4. Motherhood is easy

Assuming all women will know instinctively how to care for their baby can make you feel there is something wrong with you.  In fact, most mothering skills are learnt through interactions and guidance from others.  This is true, even though, most women will have varying degrees of maternal instinct.   Learning new skills such as: reading your baby’s cues and the practicalities of feeding, settling and soothing your baby can be complicated by sleep-deprivation and just pure exhaustion of adjusting to parenthood.

5. You will have an instant connection with your baby

Not all women have an instant connection with their baby.  In fact, just like any other relationship, most women develop connection with their babies over time.  This does not mean you do not love your baby, it is just a normal process.

6. The ‘good enough’ mother

The relationship between perfection and motherhood is a troubled one!  Most mothers strive to be the perfect mother with some experiencing difficulties emotionally when unable to achieve the goals they set for themselves.  The Good Enough Parent is a concept derived from the work of Dr D Winnicott (1953), British paediatrician and psychoanalyst.  After observing thousands of babies and their mothers, he concluded that babies and children actually benefit when their mothers fail them in manageable ways.  

What makes a good enough parent?
A good enough parent pays close attention, is interested in and attunes to the emotional and mental experiences of their child. This attunement allows the child to feel seen and known and helps a developing baby learn how to make sense of their own and others emotions and mind states.

7. Mothers can do it on their own
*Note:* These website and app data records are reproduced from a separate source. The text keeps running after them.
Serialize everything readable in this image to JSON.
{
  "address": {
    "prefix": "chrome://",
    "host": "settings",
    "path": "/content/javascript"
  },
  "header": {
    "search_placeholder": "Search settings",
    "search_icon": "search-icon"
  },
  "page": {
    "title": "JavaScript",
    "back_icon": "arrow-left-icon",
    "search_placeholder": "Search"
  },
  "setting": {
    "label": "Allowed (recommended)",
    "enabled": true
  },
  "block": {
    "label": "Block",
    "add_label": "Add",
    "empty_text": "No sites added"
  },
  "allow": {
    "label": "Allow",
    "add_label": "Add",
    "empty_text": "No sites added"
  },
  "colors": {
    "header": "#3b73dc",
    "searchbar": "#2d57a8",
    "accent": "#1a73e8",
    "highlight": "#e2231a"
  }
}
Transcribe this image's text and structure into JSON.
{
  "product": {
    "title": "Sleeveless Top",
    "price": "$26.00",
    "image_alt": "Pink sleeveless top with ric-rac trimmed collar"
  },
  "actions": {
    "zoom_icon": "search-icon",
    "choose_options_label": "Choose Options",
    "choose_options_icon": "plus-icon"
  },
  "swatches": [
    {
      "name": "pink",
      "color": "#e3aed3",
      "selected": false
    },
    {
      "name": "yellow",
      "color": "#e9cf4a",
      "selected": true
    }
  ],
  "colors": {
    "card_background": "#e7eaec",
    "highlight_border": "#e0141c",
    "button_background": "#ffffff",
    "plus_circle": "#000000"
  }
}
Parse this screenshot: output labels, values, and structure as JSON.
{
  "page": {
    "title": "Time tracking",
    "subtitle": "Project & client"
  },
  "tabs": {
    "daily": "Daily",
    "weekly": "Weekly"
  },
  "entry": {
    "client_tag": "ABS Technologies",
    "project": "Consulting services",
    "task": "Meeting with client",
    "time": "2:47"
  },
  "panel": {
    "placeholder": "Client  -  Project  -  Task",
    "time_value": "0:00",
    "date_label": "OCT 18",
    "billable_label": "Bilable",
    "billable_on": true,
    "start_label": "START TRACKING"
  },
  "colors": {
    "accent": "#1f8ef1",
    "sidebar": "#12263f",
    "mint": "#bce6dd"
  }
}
Have you heard the phrase ‘It takes a village to raise a child’?  We are for the most part social beings living in dynamic and cooperative societies, supporting one another in our day to day tasks.   We live with people, work with people, socialise with people and have close relationships and associations with people.  Caring for children, traditionally, has also been a shared responsibility among family.  This has been made a little trickier with couples often living far away from close family and friends, support at times is scarce and mothers tend to identify asking for assistance as a sign of weakness.  This is far from the truth.  Asking for help and assistance demonstrates strength and wisdom with acceptance of help indicating you are a capable mother, placing your baby’s needs at the centre of your thoughts and actions.

There are many more myths of motherhood, it is important to openly challenge these myths and validate all women’s experience of motherhood. No mother or family should feel they are alone and unable to access help when in need.  We all have a part to play in breaking down the barriers and stigma associated with difficulties and risk of mental health issues, experienced during the perinatal period by some families.  

St John of God Health Care is a proud partner of Perinatal Mental Health Week 2022, which takes place annually in November. The aim of Perinatal Mental Health week is to raise awareness, provide education and support on the challenges facing parents and families in the perinatal period and thus reduce the stigma associated with mental health issues. 

If you or someone you know are experiencing difficulties, don’t wait.  Reach out and talk to someone.  We, at St John of God Health Care, can provide you with guidance on how to access help.
Carmen Xidis - Clinical Nurse Consultant at St John of God Burwood Hospital
Carmen Xidis - Clinical Nurse Consultant

Carmen has worked with St John of God Health Care for the better part of 25 years in various roles. Carmen completed a Graduate Diploma in Perinatal Infant Mental Health in 2018. Her current position is Clinical Nurse Consultant of the Mother Baby Unit. 

This position involves working closely with our Perinatal Research team on new and exciting projects in the field, including developing and establishing a clinical support network for integrated psycho-social assessment and development of referral and care pathways working collaboratively with maternity services.